This newsletter has repeatedly reported on Germany’s Excellence Initiative, which has so far provided ample funds for Germany’s universities and colleges in order to improve performance and face international competition. One particular aim was to increase the diversity of German higher education, by helping institutions build their unique profile. According to the recent study Angleichung statt Vielfalt (Uniformity instead of diversity), this aim has so far not been attained.

The study, which was produced by a consortium of research organisations, found most institutions used one and the same diversity strategy. The approach is focused entirely on – mostly basic – research, and neglects teaching, technology and knowledge transfer, as well as internationalisation, amongst other things. A typical project funded by the Excellence Initiative consists of the creation of interdisciplinary research clusters of about four departments at one university, linking up with another partner university, two extra-university research centres and about five further bodies of different sorts. This can indeed be a formula for success, the authors find, but if everybody applies it, it will create uniformity instead of diversity. On top of this, it appears that universities fail to prioritise: they follow an ‘all inclusive’ approach, which leads them to do a bit of everything, but not to concentrate on anything in particular.

The authors were also shocked to learn that in setting their research agendas, German professors followed their own research interests and accorded little or no importance to the priorities set by the institutional leadership for the university as a whole.
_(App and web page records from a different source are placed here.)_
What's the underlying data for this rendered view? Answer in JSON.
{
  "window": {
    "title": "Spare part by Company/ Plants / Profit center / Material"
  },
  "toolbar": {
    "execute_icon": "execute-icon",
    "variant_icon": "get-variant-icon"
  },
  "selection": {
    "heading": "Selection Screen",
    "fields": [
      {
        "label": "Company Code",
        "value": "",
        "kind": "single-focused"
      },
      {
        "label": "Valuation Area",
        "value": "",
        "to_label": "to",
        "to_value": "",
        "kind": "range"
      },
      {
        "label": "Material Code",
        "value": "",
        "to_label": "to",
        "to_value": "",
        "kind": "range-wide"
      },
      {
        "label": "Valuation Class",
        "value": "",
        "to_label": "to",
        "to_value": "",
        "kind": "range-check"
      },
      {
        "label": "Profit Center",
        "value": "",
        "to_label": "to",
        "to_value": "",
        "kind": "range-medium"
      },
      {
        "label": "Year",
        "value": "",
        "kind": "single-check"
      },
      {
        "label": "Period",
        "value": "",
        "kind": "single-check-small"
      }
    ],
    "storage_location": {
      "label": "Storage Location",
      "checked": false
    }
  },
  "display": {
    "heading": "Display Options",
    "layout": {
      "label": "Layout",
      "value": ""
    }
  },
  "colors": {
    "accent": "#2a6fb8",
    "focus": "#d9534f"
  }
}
From this they conclude that the “future concepts” funded by the Excellence Initiative could but in reality have only little impact on institutions’ research orientation. It appears that, despite all the ‘New Public Management’-inspired governance reforms of the last decades, the German professor remains a basically uncontrollable and untouchable creature. How such essentially anarchic beings contribute to uniformity, the authors do not find easy to explain.

The study recommends that future rounds and a possible successor scheme to the Excellence Initiative put additional emphasis on the improvement of teaching and learning, internationalisation, gender issues, applied research, as well as technology and knowledge transfer.

WZB - Wissenschaftszentrum Berlin für Sozialforschung (in German only)